[Dataset excerpts]
-- Opening Marker --

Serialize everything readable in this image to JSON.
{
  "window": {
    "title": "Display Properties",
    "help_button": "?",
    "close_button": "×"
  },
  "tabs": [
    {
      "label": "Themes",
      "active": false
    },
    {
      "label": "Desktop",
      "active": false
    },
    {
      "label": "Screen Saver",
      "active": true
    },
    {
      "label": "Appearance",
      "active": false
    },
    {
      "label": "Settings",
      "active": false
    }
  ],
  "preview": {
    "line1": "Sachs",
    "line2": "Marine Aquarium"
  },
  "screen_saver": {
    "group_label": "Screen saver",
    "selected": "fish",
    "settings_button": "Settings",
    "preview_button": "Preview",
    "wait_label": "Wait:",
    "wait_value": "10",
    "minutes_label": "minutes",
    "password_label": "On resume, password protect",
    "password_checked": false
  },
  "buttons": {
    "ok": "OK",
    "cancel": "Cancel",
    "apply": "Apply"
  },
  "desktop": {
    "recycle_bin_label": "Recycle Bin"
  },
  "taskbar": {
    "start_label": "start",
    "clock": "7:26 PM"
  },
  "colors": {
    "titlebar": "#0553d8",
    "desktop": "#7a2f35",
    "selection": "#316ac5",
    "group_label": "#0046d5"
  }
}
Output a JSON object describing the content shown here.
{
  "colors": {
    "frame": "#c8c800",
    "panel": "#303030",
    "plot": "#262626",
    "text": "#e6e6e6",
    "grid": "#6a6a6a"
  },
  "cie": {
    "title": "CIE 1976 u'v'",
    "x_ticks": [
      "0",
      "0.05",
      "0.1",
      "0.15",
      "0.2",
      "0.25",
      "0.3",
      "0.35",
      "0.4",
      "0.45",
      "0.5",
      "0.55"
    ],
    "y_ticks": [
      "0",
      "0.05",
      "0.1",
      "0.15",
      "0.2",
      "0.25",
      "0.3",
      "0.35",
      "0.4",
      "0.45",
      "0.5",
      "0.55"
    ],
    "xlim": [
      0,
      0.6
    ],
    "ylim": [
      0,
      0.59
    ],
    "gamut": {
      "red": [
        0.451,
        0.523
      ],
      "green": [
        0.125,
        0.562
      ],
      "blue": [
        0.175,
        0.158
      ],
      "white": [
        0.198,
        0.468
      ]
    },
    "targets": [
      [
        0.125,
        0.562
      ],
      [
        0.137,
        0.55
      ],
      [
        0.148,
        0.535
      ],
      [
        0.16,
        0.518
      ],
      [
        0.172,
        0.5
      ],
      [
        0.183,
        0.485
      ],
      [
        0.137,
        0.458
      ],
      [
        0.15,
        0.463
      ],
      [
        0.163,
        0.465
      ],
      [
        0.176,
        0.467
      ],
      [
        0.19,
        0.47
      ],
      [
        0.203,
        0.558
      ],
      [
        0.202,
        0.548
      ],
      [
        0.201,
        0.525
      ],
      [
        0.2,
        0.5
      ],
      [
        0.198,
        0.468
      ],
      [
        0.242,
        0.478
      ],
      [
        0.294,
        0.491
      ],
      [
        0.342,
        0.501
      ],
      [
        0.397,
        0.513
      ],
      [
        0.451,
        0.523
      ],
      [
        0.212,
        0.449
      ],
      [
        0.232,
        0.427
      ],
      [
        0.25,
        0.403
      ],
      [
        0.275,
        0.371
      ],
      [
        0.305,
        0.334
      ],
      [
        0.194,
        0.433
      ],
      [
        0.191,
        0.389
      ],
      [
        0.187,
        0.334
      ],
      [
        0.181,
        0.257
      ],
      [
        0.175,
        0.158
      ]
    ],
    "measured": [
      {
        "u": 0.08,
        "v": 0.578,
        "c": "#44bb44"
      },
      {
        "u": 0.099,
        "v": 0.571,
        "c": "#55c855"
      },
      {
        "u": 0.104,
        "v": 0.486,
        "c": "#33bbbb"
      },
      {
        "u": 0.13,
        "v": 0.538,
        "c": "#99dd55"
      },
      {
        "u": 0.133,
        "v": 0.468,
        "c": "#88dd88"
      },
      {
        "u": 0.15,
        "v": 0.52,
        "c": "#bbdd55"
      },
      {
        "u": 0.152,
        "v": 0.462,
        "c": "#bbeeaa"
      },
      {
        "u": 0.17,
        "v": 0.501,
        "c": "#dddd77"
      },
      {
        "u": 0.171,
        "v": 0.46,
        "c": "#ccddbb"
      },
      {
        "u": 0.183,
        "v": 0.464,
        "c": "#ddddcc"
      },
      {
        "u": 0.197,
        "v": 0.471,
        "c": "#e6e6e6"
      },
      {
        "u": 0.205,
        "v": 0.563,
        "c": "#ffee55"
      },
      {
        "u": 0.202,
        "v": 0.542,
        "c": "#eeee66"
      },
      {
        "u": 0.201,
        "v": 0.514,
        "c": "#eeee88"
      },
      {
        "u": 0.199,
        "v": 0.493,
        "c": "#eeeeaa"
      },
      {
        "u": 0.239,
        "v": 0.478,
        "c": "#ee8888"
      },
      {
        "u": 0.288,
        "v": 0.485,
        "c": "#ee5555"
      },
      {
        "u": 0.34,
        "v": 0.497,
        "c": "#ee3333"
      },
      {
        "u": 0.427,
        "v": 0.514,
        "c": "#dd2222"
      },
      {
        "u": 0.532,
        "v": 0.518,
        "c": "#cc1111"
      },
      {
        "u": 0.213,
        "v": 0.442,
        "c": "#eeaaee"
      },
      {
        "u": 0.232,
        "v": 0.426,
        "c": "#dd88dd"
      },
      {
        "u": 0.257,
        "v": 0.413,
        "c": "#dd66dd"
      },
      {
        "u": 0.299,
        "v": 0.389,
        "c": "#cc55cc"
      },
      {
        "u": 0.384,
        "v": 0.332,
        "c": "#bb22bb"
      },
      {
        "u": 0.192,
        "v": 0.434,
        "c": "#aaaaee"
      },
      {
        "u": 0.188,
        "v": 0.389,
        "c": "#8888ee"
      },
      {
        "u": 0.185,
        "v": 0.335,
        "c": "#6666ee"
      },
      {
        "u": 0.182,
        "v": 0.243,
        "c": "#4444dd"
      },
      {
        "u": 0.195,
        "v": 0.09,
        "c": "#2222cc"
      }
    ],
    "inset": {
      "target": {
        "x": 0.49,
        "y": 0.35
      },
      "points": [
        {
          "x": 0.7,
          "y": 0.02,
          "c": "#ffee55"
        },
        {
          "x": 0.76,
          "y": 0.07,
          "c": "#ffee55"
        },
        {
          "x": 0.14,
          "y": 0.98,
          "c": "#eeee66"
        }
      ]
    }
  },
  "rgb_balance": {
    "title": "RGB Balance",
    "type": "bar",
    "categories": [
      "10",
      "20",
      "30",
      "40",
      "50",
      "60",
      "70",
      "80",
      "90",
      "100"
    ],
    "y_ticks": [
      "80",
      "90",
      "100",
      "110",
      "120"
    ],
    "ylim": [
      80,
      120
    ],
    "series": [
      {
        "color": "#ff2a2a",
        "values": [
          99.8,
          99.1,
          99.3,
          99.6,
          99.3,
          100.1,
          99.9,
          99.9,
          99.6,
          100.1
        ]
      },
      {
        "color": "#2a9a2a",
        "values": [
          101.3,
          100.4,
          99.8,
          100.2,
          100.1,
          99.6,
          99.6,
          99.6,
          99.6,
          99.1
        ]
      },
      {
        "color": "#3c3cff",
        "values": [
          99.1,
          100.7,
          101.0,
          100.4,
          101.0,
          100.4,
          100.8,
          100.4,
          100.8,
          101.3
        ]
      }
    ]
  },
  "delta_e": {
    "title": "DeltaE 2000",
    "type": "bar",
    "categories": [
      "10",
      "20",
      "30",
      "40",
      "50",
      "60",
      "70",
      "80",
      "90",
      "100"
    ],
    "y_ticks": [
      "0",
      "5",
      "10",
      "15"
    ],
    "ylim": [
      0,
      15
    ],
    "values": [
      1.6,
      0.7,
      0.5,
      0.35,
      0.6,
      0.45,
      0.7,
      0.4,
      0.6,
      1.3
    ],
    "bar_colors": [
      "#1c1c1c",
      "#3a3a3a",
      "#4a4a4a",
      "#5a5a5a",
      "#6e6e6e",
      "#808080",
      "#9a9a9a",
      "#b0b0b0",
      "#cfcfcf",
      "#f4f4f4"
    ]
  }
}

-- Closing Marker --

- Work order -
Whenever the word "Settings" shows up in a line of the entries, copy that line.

- Answer area -
      "label": "Settings",
    "settings_button": "Settings",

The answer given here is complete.